● **Work instruction**
Please return every line below that contains the string "here".

● **Input records**
>>>>>
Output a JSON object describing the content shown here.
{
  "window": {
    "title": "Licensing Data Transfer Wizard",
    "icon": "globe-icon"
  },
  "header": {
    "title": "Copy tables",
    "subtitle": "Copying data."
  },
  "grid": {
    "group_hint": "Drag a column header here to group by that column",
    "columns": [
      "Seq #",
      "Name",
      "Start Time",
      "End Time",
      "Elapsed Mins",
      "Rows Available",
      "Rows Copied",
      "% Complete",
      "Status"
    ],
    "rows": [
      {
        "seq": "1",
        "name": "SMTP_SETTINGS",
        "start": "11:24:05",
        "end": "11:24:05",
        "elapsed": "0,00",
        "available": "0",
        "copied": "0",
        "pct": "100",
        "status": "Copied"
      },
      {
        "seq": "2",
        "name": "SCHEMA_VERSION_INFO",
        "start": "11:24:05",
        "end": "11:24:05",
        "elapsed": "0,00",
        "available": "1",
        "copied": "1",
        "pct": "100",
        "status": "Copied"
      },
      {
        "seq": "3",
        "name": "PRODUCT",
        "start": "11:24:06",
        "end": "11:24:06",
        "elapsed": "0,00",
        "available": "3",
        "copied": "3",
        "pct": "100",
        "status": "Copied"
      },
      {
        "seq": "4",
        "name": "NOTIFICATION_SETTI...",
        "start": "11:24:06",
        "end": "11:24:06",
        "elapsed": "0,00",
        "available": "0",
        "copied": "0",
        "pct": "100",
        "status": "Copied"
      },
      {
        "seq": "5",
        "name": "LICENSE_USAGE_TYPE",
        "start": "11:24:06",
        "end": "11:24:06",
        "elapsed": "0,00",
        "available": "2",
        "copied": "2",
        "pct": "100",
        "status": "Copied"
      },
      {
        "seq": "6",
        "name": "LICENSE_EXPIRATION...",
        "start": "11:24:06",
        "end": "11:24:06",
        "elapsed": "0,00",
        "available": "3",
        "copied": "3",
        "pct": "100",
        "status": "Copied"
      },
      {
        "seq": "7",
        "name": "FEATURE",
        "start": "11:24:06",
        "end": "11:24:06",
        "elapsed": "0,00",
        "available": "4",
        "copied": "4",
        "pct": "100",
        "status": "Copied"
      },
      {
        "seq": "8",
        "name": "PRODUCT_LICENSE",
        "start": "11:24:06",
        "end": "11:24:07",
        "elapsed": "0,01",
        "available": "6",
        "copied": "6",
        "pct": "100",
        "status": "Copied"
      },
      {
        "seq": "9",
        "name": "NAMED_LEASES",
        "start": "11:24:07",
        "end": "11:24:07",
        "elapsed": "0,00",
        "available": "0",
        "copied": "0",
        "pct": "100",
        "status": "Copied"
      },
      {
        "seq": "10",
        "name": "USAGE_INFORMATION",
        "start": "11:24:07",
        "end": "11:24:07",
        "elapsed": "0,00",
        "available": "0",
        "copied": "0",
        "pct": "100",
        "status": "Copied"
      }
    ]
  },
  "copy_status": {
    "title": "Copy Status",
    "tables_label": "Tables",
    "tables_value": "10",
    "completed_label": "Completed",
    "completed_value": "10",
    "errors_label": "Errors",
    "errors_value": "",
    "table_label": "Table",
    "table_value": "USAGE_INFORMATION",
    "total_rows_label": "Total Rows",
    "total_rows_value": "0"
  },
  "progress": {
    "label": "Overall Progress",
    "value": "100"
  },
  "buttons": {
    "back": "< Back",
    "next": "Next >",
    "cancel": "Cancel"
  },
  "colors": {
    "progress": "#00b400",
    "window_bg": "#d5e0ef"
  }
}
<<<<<
● **Output of the exercise**
Output a JSON object describing the content shown here.
    "group_hint": "Drag a column header here to group by that column",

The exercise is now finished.